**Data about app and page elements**
•••••
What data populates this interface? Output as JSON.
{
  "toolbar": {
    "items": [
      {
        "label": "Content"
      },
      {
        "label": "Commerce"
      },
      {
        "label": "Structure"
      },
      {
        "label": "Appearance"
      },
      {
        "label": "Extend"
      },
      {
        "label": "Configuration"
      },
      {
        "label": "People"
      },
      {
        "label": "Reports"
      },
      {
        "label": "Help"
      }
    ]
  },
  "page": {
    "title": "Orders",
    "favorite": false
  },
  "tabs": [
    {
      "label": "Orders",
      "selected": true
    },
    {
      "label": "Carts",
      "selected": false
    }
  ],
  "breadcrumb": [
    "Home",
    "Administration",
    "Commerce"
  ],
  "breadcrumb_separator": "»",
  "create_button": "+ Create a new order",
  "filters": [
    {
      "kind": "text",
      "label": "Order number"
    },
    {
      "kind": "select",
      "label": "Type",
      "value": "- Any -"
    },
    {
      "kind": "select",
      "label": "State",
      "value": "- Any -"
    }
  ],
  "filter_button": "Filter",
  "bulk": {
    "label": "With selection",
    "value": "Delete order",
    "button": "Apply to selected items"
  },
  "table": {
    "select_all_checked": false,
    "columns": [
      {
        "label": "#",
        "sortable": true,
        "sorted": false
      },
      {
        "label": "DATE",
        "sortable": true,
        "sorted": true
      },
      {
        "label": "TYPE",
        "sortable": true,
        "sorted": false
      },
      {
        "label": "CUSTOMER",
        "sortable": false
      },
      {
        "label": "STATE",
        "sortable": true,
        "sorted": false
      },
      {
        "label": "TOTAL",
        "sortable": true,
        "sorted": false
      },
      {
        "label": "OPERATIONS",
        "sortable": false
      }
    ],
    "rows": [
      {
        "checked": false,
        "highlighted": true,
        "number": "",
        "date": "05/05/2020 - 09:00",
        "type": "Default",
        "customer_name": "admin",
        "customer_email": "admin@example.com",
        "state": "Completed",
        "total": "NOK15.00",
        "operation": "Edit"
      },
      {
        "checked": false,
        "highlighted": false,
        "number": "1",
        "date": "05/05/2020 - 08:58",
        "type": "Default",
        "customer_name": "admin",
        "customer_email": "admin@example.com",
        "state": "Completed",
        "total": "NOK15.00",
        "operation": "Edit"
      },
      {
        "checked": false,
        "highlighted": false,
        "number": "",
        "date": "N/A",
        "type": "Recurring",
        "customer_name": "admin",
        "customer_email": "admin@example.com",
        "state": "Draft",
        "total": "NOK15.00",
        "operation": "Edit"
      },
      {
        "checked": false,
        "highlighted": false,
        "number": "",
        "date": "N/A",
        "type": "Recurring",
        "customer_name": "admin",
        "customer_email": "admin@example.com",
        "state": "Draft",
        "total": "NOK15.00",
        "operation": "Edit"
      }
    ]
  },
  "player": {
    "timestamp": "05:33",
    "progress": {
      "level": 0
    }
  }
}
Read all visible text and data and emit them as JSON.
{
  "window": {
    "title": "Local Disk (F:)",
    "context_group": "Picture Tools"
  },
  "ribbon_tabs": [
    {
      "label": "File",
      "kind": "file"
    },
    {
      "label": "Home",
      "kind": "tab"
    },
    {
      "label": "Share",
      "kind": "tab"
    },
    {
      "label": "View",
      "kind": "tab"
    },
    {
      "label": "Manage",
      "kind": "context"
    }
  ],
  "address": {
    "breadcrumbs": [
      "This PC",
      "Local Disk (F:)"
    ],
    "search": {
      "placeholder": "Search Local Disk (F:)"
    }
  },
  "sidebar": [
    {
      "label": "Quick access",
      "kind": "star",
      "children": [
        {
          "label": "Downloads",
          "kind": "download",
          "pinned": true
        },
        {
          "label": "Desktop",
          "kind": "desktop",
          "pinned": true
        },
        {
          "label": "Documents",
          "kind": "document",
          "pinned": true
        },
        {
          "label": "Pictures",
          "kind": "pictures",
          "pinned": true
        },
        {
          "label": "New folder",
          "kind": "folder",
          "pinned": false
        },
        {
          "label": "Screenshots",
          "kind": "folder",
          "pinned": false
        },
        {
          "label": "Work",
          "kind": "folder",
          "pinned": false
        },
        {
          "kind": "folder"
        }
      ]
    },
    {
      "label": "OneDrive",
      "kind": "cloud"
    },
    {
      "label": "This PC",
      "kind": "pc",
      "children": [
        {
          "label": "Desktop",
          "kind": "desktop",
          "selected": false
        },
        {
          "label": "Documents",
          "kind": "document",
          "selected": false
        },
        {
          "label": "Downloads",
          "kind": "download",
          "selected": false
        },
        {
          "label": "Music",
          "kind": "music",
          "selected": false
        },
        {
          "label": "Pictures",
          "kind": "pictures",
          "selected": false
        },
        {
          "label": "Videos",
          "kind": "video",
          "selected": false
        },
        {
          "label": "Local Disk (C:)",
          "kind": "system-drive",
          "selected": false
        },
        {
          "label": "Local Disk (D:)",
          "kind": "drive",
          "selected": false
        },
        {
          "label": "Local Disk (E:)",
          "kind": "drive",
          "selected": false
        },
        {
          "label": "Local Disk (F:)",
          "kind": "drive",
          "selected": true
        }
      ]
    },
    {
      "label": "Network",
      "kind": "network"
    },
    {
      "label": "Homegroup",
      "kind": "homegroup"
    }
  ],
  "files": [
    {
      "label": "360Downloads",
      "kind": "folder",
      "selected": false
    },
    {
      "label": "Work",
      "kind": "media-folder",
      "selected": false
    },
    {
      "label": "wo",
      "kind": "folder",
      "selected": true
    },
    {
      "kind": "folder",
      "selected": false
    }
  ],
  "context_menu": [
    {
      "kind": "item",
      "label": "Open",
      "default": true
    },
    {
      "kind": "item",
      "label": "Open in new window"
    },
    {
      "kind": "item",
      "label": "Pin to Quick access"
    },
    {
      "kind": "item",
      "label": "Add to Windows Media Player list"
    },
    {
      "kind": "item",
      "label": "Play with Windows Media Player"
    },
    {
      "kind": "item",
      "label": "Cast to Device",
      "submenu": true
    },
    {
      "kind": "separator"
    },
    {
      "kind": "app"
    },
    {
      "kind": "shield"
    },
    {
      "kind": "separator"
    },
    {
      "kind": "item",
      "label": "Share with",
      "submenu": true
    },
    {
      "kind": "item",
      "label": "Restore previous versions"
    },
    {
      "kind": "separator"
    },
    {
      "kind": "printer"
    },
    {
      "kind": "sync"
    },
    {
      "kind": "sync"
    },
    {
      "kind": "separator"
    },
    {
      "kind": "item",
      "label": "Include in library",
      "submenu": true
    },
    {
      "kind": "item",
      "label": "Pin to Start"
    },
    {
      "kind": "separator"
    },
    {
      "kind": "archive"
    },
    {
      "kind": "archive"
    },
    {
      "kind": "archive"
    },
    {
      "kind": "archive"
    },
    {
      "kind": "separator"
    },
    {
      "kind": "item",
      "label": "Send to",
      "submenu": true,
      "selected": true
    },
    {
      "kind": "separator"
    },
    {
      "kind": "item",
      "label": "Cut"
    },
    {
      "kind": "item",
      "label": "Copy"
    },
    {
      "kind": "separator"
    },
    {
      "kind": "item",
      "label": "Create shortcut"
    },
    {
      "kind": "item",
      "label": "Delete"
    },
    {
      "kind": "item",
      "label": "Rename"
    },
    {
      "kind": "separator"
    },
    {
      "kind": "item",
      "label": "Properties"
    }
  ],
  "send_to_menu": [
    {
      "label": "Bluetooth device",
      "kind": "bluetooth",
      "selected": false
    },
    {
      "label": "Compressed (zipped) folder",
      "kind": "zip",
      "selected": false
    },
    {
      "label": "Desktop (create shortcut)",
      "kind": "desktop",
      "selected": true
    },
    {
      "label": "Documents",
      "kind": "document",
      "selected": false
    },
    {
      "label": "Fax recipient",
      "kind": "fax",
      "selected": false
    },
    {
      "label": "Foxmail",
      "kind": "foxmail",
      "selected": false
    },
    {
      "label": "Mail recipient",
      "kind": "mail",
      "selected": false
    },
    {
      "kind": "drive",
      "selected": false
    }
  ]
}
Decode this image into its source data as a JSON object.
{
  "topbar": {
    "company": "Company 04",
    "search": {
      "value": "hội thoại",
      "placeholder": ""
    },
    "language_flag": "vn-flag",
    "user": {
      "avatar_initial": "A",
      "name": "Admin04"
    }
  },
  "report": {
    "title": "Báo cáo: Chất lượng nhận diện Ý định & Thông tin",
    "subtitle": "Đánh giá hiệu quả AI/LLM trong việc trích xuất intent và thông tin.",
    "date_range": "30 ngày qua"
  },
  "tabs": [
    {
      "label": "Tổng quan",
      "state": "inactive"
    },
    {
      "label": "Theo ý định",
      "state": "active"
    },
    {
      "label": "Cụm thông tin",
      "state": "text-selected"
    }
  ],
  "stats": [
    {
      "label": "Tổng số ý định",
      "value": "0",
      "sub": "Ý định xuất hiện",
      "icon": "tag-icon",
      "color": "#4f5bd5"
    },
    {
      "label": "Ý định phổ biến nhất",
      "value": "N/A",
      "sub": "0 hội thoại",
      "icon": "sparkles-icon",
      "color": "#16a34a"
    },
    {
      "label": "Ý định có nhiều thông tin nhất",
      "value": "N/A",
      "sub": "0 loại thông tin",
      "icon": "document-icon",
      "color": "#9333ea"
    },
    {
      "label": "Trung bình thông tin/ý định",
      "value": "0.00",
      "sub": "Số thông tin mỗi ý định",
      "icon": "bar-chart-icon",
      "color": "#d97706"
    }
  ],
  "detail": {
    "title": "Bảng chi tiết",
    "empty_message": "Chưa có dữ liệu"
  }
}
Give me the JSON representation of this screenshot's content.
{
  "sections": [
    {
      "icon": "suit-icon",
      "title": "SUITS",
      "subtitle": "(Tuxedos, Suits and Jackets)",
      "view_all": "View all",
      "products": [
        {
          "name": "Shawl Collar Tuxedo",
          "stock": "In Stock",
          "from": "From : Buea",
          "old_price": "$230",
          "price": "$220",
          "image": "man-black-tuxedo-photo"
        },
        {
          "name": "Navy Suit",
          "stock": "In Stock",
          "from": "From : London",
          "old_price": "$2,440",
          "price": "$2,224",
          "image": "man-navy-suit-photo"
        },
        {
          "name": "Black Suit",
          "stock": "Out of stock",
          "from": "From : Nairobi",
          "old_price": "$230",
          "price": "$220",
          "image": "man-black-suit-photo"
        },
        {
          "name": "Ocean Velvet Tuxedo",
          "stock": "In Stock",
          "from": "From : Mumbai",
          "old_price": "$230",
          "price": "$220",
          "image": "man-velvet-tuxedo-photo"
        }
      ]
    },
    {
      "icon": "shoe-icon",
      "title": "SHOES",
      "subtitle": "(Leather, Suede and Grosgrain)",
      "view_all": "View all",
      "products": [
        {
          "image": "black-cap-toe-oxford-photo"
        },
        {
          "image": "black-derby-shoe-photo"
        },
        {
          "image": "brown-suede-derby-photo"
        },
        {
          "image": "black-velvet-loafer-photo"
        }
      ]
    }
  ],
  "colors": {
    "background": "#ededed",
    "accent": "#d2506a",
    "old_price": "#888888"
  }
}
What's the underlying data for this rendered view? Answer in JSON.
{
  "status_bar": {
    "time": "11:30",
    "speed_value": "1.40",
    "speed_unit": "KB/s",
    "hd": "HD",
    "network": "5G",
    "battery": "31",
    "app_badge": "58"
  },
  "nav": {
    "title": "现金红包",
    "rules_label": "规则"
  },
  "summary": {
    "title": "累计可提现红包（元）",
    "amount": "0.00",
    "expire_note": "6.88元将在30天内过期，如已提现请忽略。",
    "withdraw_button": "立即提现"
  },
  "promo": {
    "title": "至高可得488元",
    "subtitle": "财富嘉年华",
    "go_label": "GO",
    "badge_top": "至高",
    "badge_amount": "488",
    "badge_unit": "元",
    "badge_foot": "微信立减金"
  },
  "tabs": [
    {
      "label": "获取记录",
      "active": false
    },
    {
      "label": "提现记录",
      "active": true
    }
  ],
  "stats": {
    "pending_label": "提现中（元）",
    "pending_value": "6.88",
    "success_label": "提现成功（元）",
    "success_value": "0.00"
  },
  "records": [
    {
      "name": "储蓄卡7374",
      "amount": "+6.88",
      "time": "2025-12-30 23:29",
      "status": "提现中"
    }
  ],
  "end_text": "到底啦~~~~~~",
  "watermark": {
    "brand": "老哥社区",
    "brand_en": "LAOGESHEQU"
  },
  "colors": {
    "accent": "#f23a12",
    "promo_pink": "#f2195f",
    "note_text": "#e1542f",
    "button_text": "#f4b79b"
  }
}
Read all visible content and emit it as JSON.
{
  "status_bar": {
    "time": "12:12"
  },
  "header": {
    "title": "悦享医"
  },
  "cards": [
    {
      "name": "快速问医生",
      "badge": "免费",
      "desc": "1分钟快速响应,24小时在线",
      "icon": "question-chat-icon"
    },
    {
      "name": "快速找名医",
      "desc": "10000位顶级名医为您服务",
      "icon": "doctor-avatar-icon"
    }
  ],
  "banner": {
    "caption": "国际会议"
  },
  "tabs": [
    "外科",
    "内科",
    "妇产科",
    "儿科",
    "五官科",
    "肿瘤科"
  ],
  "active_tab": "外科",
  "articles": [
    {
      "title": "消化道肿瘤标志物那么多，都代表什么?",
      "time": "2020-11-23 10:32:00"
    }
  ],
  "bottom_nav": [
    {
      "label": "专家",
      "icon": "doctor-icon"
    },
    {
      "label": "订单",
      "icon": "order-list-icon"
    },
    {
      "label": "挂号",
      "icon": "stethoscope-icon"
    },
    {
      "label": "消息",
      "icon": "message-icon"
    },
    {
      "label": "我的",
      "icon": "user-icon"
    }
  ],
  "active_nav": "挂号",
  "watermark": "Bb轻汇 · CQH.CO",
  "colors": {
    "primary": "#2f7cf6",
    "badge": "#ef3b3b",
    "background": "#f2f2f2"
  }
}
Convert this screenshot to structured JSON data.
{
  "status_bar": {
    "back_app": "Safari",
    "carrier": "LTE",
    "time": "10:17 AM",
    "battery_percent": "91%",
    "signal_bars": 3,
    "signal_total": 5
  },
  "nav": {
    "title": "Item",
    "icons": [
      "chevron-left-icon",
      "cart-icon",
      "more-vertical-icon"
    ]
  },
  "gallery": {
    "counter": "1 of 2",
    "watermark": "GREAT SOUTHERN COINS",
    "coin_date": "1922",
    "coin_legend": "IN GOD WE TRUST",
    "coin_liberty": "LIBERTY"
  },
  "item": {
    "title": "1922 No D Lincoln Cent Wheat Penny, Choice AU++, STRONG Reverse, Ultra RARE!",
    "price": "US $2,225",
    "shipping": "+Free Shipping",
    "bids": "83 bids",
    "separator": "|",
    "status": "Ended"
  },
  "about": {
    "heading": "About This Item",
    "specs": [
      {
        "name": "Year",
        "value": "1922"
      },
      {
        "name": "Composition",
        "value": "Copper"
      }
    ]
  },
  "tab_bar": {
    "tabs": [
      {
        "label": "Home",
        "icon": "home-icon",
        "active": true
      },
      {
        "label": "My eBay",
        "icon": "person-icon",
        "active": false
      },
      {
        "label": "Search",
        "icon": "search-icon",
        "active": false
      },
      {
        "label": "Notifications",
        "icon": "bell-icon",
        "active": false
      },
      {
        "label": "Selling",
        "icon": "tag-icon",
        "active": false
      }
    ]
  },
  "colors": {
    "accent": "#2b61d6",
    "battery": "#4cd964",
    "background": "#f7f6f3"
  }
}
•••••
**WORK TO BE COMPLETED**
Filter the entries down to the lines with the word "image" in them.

**ANSWER BELOW**
Decode this image into its source data as a JSON object.
          "image": "man-black-tuxedo-photo"
          "image": "man-navy-suit-photo"
          "image": "man-black-suit-photo"
          "image": "man-velvet-tuxedo-photo"
          "image": "black-cap-toe-oxford-photo"
          "image": "black-derby-shoe-photo"
          "image": "brown-suede-derby-photo"
          "image": "black-velvet-loafer-photo"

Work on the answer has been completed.